• _INSTRUCTIONS TO FOLLOW_: For each line in the data below that holds "your", return a copy.

Data excerpts:
+ + + + + + +
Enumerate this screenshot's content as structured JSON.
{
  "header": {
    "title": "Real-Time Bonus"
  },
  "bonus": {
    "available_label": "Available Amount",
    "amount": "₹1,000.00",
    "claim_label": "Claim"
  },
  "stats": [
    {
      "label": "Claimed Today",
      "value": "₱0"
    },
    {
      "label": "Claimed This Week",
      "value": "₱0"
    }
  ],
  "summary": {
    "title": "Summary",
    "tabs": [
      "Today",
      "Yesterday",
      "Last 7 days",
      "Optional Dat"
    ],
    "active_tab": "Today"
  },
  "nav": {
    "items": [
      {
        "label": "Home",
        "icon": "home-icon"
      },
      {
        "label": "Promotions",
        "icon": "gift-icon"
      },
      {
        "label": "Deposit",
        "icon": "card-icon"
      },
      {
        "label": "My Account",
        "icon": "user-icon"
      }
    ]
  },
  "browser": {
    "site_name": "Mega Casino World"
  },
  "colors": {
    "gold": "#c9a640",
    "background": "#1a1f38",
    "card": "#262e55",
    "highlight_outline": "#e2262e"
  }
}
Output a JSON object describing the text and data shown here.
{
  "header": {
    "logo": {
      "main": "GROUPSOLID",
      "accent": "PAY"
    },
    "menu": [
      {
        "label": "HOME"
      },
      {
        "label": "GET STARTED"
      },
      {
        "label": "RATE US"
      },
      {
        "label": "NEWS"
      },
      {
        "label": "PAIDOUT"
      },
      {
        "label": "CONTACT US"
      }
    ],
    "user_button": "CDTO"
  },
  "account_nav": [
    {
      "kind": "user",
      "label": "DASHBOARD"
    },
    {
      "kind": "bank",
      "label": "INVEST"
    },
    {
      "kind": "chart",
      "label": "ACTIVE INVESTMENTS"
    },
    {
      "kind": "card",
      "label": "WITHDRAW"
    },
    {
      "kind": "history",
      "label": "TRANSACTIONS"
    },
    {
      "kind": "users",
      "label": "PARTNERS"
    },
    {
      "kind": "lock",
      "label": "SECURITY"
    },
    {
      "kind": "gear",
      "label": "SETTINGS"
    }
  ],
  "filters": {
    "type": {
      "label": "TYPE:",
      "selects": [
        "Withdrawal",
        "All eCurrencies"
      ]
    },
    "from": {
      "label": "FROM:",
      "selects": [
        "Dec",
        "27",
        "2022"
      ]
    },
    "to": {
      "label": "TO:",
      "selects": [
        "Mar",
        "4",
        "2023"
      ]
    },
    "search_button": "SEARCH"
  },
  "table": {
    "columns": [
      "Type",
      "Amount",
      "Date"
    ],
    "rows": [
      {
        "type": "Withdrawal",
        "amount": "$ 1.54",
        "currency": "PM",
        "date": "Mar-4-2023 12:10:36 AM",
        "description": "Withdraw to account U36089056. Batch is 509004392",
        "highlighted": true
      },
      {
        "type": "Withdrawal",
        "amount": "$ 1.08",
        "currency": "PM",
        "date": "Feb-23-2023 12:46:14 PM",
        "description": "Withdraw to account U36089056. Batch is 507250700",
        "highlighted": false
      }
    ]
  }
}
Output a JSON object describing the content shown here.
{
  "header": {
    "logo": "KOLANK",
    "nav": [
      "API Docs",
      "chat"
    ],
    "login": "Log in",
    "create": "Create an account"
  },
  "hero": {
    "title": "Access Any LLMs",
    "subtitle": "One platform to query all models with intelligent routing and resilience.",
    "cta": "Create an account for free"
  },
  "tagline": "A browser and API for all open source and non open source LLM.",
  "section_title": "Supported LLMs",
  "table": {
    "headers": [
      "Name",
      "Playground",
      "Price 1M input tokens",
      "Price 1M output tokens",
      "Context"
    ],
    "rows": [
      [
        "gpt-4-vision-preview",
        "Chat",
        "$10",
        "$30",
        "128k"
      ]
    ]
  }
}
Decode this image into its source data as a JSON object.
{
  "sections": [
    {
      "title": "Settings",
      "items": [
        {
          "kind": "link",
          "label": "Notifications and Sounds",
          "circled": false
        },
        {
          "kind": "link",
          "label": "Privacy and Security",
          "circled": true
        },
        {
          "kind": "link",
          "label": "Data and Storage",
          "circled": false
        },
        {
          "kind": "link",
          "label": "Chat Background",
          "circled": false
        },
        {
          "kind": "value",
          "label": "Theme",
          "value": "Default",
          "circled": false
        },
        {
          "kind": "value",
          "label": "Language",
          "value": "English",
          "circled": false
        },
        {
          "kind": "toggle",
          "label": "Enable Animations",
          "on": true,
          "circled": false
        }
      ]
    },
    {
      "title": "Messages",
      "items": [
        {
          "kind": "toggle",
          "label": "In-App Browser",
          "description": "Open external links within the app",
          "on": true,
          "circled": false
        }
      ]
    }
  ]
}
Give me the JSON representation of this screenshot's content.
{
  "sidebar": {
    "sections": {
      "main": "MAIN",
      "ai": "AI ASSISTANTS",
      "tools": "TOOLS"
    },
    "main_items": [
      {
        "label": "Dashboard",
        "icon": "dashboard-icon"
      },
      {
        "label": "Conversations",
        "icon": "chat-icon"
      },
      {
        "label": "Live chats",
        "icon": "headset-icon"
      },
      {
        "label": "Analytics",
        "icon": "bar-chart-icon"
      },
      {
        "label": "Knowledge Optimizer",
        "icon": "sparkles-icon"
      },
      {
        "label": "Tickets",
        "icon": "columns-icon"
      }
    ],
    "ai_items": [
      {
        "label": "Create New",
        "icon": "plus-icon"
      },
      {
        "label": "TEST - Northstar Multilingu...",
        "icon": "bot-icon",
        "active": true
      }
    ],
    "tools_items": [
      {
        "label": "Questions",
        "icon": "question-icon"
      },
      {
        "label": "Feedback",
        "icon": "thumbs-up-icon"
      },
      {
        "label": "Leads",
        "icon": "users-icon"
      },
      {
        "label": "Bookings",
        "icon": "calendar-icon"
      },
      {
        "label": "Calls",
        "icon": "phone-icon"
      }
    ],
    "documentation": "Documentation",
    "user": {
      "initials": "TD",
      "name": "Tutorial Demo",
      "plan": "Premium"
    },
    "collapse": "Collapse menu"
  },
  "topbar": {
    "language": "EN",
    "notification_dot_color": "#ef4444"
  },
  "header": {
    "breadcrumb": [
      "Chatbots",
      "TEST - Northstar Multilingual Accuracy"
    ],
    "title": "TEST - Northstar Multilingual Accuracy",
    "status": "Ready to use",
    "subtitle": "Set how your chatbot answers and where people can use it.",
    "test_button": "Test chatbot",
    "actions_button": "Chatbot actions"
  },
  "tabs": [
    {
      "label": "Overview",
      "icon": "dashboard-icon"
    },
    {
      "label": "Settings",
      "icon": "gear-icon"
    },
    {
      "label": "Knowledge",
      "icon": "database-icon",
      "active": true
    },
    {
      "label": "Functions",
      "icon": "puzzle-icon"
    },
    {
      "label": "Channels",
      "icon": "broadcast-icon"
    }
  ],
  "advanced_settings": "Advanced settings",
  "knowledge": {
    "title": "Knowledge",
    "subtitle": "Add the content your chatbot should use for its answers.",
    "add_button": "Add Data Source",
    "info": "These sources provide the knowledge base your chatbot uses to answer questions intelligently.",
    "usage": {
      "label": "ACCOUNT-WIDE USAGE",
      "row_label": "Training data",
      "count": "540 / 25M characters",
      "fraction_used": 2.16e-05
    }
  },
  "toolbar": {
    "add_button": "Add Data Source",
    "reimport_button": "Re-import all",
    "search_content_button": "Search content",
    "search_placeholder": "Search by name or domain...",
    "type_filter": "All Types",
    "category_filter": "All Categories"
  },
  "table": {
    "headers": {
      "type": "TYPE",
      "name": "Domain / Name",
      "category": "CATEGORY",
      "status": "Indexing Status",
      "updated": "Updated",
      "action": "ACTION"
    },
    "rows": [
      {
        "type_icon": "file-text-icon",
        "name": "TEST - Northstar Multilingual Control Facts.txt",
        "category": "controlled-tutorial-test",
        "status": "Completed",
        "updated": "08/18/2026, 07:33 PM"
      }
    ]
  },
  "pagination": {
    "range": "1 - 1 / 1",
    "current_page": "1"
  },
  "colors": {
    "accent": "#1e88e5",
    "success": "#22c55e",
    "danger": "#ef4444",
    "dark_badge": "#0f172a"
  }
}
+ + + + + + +
• _ANSWER BOX_:
    "subtitle": "Set how your chatbot answers and where people can use it.",
    "subtitle": "Add the content your chatbot should use for its answers.",
    "info": "These sources provide the knowledge base your chatbot uses to answer questions intelligently.",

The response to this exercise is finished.